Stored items
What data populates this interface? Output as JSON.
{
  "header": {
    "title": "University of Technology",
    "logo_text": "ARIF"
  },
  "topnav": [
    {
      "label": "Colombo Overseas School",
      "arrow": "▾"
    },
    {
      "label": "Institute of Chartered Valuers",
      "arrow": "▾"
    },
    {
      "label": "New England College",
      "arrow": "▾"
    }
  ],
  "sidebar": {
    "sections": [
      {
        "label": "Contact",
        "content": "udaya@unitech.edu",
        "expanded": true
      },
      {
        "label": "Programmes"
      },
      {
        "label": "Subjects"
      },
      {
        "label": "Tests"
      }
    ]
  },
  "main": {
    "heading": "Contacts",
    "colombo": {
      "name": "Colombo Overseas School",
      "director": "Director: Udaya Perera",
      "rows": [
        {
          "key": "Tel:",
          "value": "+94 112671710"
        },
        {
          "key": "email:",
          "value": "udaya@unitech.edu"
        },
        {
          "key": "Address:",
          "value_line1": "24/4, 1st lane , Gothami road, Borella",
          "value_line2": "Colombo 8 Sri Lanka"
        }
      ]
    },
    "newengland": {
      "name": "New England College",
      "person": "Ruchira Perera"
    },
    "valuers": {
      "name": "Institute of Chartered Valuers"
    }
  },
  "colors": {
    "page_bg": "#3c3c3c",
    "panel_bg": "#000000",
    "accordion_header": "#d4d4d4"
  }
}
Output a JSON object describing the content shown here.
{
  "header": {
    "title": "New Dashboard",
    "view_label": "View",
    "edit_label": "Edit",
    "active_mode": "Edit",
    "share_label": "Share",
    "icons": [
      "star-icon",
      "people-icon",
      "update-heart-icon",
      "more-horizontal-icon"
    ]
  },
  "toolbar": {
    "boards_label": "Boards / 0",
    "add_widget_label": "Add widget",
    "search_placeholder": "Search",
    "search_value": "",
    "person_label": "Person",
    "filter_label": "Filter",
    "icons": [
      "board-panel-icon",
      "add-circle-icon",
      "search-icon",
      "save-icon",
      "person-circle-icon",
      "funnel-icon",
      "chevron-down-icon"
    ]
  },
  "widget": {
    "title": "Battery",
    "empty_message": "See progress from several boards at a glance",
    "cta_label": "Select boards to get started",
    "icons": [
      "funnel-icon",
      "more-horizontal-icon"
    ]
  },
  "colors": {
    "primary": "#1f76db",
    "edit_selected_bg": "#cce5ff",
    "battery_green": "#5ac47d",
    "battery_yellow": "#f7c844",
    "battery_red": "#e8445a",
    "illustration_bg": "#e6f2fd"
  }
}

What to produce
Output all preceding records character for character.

Task answer
What data populates this interface? Output as JSON.
{
  "header": {
    "title": "University of Technology",
    "logo_text": "ARIF"
  },
  "topnav": [
    {
      "label": "Colombo Overseas School",
      "arrow": "▾"
    },
    {
      "label": "Institute of Chartered Valuers",
      "arrow": "▾"
    },
    {
      "label": "New England College",
      "arrow": "▾"
    }
  ],
  "sidebar": {
    "sections": [
      {
        "label": "Contact",
        "content": "udaya@unitech.edu",
        "expanded": true
      },
      {
        "label": "Programmes"
      },
      {
        "label": "Subjects"
      },
      {
        "label": "Tests"
      }
    ]
  },
  "main": {
    "heading": "Contacts",
    "colombo": {
      "name": "Colombo Overseas School",
      "director": "Director: Udaya Perera",
      "rows": [
        {
          "key": "Tel:",
          "value": "+94 112671710"
        },
        {
          "key": "email:",
          "value": "udaya@unitech.edu"
        },
        {
          "key": "Address:",
          "value_line1": "24/4, 1st lane , Gothami road, Borella",
          "value_line2": "Colombo 8 Sri Lanka"
        }
      ]
    },
    "newengland": {
      "name": "New England College",
      "person": "Ruchira Perera"
    },
    "valuers": {
      "name": "Institute of Chartered Valuers"
    }
  },
  "colors": {
    "page_bg": "#3c3c3c",
    "panel_bg": "#000000",
    "accordion_header": "#d4d4d4"
  }
}
Output a JSON object describing the content shown here.
{
  "header": {
    "title": "New Dashboard",
    "view_label": "View",
    "edit_label": "Edit",
    "active_mode": "Edit",
    "share_label": "Share",
    "icons": [
      "star-icon",
      "people-icon",
      "update-heart-icon",
      "more-horizontal-icon"
    ]
  },
  "toolbar": {
    "boards_label": "Boards / 0",
    "add_widget_label": "Add widget",
    "search_placeholder": "Search",
    "search_value": "",
    "person_label": "Person",
    "filter_label": "Filter",
    "icons": [
      "board-panel-icon",
      "add-circle-icon",
      "search-icon",
      "save-icon",
      "person-circle-icon",
      "funnel-icon",
      "chevron-down-icon"
    ]
  },
  "widget": {
    "title": "Battery",
    "empty_message": "See progress from several boards at a glance",
    "cta_label": "Select boards to get started",
    "icons": [
      "funnel-icon",
      "more-horizontal-icon"
    ]
  },
  "colors": {
    "primary": "#1f76db",
    "edit_selected_bg": "#cce5ff",
    "battery_green": "#5ac47d",
    "battery_yellow": "#f7c844",
    "battery_red": "#e8445a",
    "illustration_bg": "#e6f2fd"
  }
}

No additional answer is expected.